“Re-vision—the act of looking back, of seeing with fresh eyes,” for poet, Adrienne Rich, is an act “of entering an old text from a new critical direction. As one of the most widely read and influential poets of the second half of the 20th century, the late Adrienne Cecile Rich, who passed away in Santa Cruz, was also an essayist and feminist who reminds us of the urgent need to see beyond ourselves, given that for women this act of “seeing with fresh eyes” is more than a chapter in cultural history: it is an act of survival.” In so daring to see beyond ourselves with fresh eyes, we can develop new relationships to all texts, even sacred texts. It is all a question of how we see ourselves in relation to the text and its sacred inspiration. So when Moses says to the Children of Israel, “See I place before you today a blessing and a curse”—they enter an important stage of maturity in their covenantal relationship—responsibility. Seeing the consequences of our actions is a sign of growing responsibility. These are proclaimed on Mount Gerizim and Mount Ebal as the Israelites are crossing over into the Holy Land. Establishing a Temple is making a place where the divine will dwell in essence and Name.

This will become the new central address for sacrifices, and in keeping with the overall theology of Deuteronomy, no offerings can be made to the divine outside this local. Laws of tithing are discussed including as it relates to produce eaten in Jerusalem, and how in certain years the tithe is given to the needy instead. Here we encounter one of the first iterations of charity as an obligation devolving upon the Jew to aid those in need with a gift or loan. But all such loans are forgiven on the Sabbatical year and all indentured servants are freed after six years of service. The theme of seeing concludes this parshah in listing the three pilgrimage festivals of Passover, Pentecosts, and Feast of Booths as moments when the pilgrim goes to see and be seen before the divine in the precincts of the Holy Temple in Jerusalem.
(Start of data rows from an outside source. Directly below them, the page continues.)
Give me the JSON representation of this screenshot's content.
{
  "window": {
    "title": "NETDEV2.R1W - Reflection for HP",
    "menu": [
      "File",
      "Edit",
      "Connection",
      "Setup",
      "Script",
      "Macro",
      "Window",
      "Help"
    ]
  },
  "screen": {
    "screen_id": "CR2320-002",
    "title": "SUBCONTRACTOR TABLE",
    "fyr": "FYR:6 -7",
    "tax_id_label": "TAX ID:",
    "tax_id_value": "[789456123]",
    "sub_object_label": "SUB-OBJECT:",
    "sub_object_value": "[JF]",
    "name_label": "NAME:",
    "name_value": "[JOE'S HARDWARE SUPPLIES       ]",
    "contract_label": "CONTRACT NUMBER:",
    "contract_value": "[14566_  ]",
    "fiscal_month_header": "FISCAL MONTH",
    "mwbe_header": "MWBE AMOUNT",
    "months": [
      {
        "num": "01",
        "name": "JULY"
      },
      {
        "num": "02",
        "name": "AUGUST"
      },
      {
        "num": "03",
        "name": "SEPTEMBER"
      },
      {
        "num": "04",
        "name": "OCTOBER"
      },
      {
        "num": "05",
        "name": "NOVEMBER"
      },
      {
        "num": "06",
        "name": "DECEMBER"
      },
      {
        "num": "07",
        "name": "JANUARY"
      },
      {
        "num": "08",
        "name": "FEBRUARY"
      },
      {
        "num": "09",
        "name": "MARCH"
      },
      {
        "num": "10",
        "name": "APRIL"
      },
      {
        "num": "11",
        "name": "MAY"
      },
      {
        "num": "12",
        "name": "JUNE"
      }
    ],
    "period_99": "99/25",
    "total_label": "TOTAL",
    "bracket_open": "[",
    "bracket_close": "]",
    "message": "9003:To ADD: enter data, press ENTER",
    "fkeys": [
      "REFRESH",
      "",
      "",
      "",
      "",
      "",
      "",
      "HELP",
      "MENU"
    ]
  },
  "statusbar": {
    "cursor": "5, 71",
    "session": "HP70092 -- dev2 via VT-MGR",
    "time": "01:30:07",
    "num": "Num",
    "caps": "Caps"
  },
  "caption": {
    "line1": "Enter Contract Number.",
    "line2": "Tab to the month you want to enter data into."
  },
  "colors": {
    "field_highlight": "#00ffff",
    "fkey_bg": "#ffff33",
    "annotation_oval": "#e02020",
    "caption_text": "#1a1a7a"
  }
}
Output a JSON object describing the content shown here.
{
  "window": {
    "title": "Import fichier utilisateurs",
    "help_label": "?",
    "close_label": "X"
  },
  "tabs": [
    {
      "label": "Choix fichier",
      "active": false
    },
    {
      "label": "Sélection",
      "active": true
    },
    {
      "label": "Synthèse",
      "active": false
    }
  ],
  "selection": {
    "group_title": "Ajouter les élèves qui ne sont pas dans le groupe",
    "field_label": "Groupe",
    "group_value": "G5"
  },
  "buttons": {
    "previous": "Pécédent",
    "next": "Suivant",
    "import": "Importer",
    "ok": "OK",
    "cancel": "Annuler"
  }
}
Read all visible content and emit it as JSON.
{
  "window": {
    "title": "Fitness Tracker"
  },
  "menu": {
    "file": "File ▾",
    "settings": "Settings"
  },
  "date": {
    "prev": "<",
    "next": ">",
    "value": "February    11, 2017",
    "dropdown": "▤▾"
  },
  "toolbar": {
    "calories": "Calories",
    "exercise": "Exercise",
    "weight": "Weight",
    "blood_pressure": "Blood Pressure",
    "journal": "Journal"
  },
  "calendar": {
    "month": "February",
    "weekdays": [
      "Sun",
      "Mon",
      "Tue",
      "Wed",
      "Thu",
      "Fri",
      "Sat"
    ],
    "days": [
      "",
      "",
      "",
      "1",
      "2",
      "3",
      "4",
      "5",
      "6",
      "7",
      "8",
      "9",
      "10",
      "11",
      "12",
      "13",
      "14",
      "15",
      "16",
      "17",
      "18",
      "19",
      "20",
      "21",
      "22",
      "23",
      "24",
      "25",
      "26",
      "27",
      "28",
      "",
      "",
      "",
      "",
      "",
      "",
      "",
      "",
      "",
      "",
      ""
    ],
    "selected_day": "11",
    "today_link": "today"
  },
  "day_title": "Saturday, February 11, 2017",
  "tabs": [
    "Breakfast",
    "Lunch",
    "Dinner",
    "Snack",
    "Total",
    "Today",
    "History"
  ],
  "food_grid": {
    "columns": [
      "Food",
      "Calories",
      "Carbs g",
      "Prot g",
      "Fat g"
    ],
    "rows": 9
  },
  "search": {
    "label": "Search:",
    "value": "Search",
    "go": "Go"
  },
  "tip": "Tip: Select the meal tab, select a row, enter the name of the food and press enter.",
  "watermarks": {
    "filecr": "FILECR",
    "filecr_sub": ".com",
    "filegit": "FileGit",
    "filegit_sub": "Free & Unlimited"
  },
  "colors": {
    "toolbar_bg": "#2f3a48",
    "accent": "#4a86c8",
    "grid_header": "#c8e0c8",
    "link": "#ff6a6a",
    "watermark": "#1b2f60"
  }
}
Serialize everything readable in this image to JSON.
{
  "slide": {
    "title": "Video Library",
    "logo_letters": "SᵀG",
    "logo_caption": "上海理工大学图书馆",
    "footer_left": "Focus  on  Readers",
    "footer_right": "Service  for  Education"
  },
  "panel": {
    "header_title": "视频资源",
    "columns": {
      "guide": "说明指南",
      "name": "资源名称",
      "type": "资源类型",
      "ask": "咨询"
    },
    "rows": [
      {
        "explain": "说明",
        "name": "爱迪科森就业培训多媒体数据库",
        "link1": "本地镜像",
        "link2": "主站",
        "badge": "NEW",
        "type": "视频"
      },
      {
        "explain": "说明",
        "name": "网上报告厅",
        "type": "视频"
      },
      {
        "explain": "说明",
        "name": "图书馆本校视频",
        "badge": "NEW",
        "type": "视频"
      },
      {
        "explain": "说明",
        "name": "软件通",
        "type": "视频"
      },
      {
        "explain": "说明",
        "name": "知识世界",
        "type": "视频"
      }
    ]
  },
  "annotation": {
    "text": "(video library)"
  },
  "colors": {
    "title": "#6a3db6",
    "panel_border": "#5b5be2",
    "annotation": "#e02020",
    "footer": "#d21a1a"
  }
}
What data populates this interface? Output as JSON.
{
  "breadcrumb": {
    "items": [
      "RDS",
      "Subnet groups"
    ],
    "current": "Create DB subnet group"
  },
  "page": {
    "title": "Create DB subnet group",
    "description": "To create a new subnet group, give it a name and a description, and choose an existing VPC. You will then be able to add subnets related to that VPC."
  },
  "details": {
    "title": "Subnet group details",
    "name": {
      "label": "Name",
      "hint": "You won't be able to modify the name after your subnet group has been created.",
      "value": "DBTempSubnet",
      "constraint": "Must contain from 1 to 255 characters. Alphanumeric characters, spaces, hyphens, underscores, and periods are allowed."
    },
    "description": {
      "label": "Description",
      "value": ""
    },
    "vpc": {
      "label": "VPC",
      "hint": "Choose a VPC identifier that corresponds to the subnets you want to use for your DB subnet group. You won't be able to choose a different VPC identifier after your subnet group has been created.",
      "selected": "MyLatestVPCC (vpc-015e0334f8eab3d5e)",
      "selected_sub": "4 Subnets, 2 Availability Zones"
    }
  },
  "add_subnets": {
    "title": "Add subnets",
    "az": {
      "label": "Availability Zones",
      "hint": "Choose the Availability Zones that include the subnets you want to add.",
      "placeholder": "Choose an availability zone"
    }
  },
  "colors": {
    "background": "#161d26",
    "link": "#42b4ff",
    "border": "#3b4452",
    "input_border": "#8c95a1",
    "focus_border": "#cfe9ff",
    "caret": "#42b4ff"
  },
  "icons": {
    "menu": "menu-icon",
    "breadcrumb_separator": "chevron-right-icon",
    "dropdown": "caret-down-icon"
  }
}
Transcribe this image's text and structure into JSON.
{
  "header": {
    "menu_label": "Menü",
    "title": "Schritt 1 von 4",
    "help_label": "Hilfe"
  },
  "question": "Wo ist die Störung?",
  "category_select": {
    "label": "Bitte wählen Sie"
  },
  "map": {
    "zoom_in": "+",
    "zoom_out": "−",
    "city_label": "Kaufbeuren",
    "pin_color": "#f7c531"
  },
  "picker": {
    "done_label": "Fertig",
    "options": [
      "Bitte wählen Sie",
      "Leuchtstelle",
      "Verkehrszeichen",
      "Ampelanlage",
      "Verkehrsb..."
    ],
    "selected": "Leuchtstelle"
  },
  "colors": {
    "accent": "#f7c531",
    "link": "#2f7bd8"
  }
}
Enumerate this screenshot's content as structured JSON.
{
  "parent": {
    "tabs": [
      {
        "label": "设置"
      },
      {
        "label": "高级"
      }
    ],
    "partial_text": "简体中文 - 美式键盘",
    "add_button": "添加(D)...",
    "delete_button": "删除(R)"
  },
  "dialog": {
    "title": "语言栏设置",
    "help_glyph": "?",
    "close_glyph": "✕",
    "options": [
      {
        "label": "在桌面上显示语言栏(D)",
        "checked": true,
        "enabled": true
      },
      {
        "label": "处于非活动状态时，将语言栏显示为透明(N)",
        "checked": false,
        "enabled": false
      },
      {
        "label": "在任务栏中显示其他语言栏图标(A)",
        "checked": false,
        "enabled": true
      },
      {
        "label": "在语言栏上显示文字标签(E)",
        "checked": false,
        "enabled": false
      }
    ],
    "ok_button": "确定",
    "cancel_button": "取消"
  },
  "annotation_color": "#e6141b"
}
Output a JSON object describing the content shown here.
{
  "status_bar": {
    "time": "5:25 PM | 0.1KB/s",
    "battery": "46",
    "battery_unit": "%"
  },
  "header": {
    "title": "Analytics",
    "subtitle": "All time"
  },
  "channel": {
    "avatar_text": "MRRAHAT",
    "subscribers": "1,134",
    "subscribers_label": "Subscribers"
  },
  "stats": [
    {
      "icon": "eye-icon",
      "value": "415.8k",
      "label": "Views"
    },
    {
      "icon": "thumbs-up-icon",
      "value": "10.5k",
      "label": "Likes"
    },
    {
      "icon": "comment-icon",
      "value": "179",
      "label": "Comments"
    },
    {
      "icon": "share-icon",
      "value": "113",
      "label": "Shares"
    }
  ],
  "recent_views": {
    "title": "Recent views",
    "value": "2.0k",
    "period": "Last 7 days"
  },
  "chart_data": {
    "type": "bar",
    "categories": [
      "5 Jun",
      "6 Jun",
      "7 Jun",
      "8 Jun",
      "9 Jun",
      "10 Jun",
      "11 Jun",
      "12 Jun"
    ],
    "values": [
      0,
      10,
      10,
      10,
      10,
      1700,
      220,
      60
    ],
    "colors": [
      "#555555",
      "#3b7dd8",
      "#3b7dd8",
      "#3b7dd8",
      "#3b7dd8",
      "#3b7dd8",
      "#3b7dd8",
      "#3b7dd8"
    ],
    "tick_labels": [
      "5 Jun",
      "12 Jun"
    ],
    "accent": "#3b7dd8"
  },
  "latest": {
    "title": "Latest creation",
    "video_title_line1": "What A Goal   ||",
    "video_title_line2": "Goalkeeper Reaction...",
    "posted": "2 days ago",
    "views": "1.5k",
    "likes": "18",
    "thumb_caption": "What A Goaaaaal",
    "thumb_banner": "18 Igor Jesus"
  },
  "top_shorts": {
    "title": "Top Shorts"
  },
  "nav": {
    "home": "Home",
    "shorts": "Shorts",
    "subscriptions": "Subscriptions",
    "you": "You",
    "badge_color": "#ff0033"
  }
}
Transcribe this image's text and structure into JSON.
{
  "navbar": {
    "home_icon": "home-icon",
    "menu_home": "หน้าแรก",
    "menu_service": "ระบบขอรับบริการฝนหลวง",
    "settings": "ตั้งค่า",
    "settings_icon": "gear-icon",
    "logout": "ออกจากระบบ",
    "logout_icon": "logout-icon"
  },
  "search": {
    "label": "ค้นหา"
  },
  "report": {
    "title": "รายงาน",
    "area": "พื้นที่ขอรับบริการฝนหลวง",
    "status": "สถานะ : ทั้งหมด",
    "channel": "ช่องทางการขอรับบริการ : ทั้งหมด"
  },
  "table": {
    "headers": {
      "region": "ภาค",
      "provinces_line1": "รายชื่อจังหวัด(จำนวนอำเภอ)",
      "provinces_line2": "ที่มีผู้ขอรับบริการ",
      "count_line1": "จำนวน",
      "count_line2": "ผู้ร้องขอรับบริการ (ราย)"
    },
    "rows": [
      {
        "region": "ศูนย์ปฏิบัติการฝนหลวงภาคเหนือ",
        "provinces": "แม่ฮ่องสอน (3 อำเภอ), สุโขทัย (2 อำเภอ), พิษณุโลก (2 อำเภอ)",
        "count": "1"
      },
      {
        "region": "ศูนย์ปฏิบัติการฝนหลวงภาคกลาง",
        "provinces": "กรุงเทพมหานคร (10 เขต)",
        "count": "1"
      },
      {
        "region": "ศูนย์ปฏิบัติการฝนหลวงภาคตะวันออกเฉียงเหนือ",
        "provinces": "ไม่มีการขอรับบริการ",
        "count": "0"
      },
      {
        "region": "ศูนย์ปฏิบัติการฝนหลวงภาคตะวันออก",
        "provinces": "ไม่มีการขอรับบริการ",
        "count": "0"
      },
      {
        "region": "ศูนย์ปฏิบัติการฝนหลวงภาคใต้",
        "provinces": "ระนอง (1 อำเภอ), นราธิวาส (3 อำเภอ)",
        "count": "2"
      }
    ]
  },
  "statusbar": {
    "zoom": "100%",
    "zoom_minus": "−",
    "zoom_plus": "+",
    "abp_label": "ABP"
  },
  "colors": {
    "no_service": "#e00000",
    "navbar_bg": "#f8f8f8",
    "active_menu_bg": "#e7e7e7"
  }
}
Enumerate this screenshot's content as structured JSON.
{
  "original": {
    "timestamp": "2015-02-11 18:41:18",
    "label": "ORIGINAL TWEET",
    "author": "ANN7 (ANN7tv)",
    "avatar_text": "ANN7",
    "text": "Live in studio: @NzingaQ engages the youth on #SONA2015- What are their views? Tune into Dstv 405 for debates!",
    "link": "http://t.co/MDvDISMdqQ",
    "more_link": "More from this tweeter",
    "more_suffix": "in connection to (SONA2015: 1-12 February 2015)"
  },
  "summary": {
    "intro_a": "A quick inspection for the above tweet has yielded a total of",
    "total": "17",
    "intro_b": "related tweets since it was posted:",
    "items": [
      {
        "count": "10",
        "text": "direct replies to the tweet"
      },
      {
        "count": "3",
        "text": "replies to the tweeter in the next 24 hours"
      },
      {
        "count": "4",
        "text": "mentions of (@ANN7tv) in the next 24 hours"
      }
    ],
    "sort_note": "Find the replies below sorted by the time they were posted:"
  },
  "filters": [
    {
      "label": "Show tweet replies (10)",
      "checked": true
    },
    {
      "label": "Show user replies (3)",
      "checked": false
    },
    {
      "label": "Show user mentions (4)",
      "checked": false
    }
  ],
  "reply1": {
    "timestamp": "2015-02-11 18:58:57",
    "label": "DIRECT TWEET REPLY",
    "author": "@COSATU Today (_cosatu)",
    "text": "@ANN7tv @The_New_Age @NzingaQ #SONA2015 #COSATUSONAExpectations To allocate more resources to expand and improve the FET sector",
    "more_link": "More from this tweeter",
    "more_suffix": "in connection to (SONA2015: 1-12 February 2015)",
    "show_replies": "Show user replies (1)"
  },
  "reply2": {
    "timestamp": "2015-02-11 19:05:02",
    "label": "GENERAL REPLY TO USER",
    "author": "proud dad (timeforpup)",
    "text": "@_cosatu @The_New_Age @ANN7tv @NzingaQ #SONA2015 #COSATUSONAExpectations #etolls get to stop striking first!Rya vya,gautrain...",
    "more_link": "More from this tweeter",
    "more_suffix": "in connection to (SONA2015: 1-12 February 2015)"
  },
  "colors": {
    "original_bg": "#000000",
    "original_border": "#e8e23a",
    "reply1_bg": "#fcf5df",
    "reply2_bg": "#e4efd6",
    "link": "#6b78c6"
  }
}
Encountering the divine in our lives is indeed a “seeing with fresh eyes” which holds out the hope for such sacred encounters through our lives.